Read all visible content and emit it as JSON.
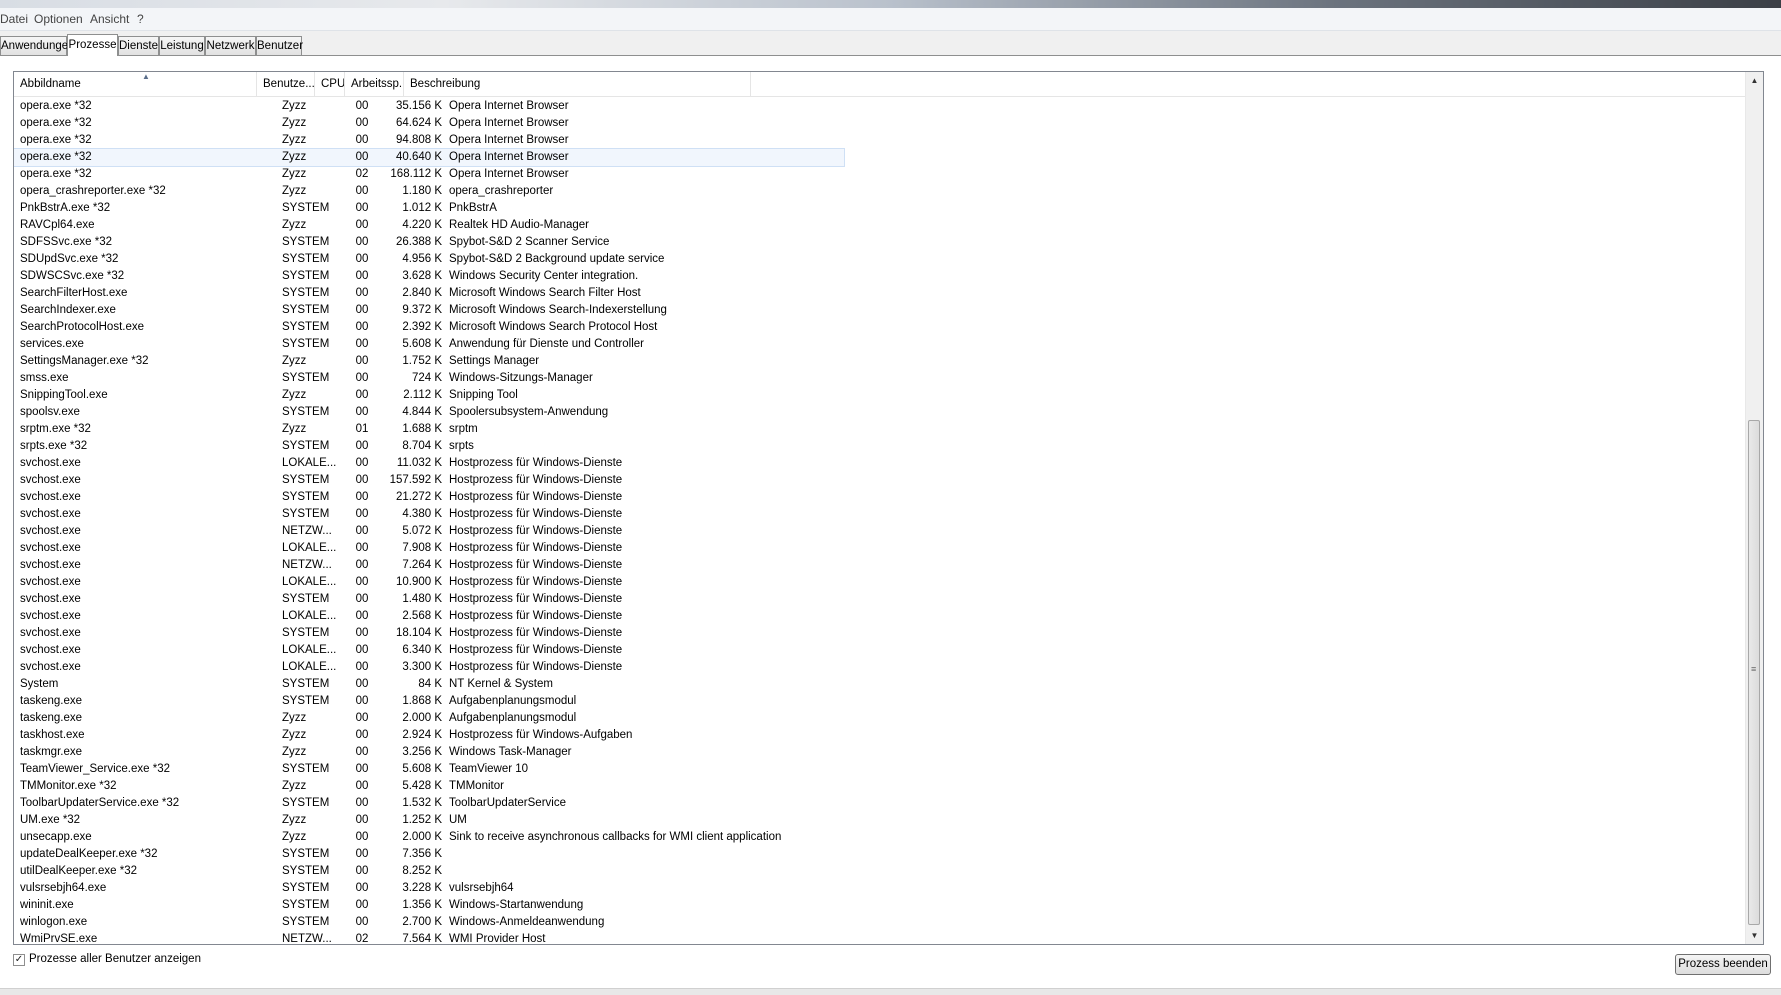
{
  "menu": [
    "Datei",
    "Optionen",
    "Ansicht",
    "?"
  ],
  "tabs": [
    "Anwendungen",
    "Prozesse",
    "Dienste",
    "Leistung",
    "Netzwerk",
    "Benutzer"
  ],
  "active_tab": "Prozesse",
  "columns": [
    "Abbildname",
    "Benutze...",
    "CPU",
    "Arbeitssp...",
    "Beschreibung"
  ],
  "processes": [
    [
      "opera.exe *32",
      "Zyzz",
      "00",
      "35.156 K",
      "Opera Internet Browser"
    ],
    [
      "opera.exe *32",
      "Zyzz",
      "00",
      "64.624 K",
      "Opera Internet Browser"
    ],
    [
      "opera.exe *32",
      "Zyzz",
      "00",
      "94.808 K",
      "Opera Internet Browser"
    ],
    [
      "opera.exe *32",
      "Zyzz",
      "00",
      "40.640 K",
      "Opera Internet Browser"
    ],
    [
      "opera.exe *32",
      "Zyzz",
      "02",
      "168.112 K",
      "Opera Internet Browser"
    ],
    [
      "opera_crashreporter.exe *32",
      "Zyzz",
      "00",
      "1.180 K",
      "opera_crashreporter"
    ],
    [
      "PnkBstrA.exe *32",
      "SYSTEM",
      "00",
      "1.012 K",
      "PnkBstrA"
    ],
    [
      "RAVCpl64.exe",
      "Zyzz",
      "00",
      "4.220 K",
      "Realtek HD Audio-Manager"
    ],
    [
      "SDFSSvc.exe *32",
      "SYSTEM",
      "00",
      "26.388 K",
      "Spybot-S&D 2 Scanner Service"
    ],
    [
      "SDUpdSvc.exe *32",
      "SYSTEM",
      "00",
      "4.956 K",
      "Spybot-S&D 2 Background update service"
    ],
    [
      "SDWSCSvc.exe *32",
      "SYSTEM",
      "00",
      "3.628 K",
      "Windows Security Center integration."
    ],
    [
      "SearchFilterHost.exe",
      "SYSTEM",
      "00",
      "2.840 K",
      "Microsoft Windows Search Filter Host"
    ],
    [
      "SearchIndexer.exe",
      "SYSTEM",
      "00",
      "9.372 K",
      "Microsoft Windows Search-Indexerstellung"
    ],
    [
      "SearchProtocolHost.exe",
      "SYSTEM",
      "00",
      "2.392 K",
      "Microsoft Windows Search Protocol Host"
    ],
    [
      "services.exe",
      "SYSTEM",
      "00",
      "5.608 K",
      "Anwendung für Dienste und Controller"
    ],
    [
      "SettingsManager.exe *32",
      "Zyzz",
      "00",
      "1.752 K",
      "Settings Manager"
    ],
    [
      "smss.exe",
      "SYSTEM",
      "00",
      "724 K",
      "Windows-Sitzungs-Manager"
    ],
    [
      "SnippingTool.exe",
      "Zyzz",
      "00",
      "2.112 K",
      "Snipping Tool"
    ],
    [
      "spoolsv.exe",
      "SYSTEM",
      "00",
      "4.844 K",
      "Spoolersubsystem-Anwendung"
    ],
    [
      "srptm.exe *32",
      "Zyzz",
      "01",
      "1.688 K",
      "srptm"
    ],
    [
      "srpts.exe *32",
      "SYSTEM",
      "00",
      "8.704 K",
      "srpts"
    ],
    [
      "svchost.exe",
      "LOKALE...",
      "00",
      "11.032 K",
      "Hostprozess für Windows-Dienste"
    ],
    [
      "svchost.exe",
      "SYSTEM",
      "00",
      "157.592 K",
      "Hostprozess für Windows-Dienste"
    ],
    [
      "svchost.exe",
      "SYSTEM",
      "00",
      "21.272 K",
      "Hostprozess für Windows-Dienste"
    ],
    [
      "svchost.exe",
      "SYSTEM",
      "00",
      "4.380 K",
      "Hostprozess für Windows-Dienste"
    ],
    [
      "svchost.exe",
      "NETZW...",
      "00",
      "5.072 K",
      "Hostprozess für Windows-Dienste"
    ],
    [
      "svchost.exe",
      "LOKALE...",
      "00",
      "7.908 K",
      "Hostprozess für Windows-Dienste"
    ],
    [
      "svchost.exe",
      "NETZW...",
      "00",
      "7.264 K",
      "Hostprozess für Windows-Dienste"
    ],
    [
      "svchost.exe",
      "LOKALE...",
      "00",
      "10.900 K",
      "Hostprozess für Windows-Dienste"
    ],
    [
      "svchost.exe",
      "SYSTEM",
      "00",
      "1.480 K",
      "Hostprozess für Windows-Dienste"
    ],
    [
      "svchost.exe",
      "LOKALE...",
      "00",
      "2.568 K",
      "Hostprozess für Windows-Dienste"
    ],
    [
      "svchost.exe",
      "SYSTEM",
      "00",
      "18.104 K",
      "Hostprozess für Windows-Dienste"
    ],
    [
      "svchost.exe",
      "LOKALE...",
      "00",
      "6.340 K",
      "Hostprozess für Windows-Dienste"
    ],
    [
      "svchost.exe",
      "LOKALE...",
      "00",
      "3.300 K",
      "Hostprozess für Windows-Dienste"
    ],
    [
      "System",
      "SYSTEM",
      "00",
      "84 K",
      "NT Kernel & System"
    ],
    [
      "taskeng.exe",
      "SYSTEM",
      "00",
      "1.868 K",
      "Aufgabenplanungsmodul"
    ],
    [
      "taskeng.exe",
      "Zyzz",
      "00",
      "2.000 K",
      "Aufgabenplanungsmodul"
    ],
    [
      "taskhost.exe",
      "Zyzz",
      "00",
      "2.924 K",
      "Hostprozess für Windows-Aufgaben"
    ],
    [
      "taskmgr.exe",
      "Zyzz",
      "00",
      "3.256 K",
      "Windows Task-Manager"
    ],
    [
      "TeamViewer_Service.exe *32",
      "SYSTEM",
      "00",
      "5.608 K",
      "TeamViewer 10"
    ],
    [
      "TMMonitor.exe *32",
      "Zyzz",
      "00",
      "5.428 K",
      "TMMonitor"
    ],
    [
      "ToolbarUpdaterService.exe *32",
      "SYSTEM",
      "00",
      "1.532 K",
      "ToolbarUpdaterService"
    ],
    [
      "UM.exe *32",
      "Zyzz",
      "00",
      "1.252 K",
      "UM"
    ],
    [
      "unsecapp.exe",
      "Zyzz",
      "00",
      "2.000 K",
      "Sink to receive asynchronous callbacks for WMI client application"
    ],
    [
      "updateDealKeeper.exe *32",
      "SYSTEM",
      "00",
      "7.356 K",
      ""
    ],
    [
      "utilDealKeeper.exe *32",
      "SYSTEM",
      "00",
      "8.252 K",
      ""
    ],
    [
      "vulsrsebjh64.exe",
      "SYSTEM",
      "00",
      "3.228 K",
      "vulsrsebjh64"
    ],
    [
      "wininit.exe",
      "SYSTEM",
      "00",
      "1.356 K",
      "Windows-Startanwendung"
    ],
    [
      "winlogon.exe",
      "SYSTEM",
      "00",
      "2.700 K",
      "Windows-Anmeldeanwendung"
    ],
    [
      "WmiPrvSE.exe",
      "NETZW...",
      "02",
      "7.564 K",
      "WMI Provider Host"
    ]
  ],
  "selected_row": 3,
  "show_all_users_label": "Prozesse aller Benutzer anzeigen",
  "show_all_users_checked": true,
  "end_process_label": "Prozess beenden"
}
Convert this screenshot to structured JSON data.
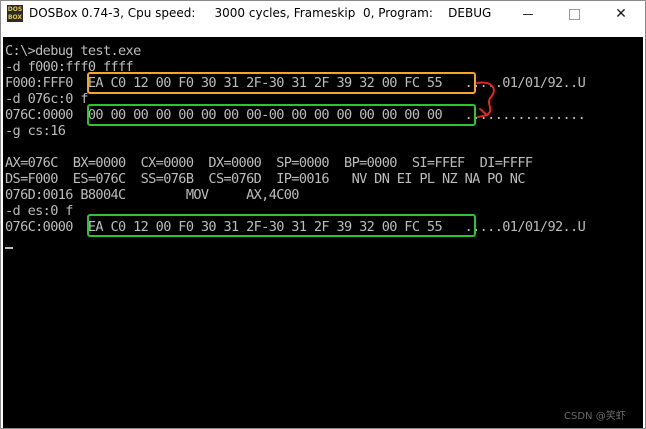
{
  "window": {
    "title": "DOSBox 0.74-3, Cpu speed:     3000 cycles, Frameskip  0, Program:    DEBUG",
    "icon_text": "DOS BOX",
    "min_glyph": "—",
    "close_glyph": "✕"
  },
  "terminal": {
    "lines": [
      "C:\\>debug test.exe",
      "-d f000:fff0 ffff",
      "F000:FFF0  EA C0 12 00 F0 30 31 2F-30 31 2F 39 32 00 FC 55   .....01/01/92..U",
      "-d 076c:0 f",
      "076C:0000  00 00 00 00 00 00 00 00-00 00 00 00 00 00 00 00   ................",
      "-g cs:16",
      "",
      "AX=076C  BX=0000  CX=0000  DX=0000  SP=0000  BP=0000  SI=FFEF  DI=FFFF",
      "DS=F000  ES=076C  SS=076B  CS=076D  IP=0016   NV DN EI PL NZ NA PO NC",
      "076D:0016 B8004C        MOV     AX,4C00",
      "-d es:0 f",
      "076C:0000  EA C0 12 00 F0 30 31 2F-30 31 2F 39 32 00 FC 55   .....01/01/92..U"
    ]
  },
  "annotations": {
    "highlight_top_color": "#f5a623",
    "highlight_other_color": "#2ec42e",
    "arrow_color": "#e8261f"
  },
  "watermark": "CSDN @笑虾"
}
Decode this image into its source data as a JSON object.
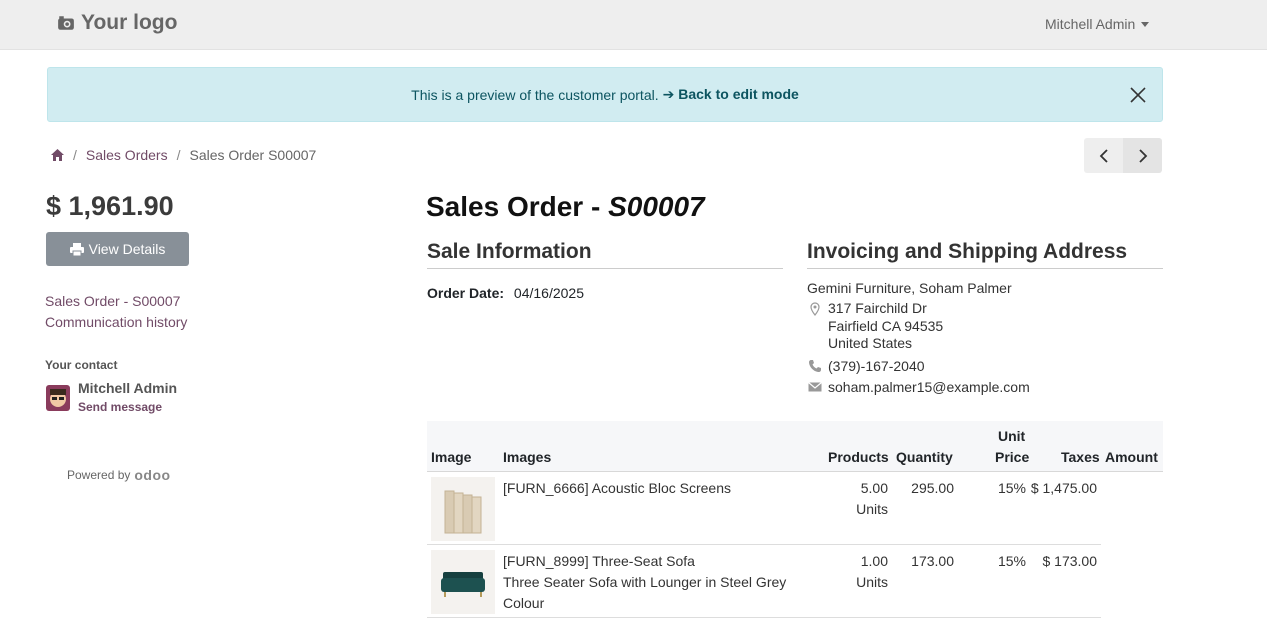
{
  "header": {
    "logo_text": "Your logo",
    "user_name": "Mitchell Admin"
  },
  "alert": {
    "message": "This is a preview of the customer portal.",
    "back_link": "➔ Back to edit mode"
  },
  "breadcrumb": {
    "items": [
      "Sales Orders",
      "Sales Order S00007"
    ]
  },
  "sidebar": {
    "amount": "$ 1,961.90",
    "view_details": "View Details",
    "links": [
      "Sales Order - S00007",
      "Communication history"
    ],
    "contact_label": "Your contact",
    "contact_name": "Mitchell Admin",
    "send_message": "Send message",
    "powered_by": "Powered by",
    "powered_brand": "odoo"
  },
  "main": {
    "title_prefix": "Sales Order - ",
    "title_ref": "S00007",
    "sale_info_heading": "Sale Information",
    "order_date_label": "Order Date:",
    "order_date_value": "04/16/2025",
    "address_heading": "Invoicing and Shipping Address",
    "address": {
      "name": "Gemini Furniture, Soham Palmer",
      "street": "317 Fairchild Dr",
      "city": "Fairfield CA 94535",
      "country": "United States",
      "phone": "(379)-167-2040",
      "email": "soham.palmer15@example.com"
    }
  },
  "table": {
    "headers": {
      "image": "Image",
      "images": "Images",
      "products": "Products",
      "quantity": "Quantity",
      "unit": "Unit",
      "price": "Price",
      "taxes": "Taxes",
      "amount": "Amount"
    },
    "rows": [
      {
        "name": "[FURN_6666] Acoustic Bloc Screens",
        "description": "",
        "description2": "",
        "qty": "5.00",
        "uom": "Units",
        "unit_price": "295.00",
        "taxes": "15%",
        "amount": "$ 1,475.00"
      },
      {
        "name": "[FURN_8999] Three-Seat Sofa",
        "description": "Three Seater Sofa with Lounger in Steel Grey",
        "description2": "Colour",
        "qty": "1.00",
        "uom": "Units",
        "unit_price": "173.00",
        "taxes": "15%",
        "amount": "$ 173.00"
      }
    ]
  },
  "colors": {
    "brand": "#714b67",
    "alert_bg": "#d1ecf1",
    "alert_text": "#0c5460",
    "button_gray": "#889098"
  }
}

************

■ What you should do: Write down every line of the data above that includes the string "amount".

■ Output:
    "amount": "$ 1,961.90",
      "amount": "Amount"
        "amount": "$ 1,475.00"
        "amount": "$ 173.00"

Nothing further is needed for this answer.